(Records contained in a dataset)
- Opening Delimiter -

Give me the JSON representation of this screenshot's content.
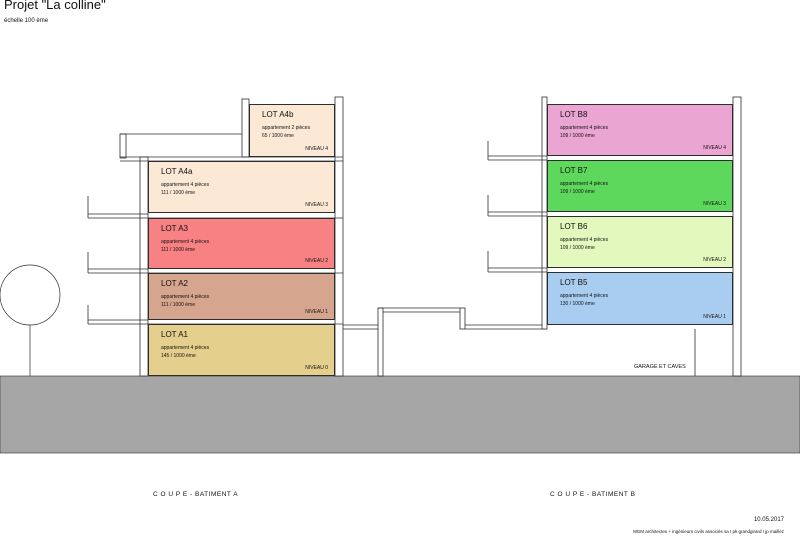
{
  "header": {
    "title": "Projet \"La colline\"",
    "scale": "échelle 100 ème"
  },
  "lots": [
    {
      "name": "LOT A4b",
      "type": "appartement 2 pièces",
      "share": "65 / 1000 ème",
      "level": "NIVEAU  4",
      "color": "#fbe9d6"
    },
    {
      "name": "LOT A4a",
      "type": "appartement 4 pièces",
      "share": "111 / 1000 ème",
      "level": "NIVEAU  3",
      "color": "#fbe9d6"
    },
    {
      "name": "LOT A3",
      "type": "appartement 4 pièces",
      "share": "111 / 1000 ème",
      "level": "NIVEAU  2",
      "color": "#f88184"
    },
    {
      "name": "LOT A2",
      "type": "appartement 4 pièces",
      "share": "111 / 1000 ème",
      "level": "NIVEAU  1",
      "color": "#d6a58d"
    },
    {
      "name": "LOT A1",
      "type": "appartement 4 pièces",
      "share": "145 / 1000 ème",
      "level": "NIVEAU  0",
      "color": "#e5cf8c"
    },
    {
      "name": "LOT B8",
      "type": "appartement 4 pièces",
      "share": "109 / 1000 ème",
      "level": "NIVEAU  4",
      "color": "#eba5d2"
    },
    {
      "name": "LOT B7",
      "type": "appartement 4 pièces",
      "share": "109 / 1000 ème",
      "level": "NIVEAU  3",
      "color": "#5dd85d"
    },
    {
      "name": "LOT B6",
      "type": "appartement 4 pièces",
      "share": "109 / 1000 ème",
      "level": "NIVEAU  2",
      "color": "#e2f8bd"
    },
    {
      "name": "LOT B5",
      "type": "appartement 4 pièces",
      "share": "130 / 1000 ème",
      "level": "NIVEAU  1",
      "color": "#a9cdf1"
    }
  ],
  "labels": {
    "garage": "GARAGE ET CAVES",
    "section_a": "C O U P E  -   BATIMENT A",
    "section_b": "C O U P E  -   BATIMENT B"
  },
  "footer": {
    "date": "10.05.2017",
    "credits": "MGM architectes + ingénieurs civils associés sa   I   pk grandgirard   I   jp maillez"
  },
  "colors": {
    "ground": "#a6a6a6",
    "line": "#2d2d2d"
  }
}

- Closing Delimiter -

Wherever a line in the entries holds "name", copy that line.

      "name": "LOT A4b",
      "name": "LOT A4a",
      "name": "LOT A3",
      "name": "LOT A2",
      "name": "LOT A1",
      "name": "LOT B8",
      "name": "LOT B7",
      "name": "LOT B6",
      "name": "LOT B5",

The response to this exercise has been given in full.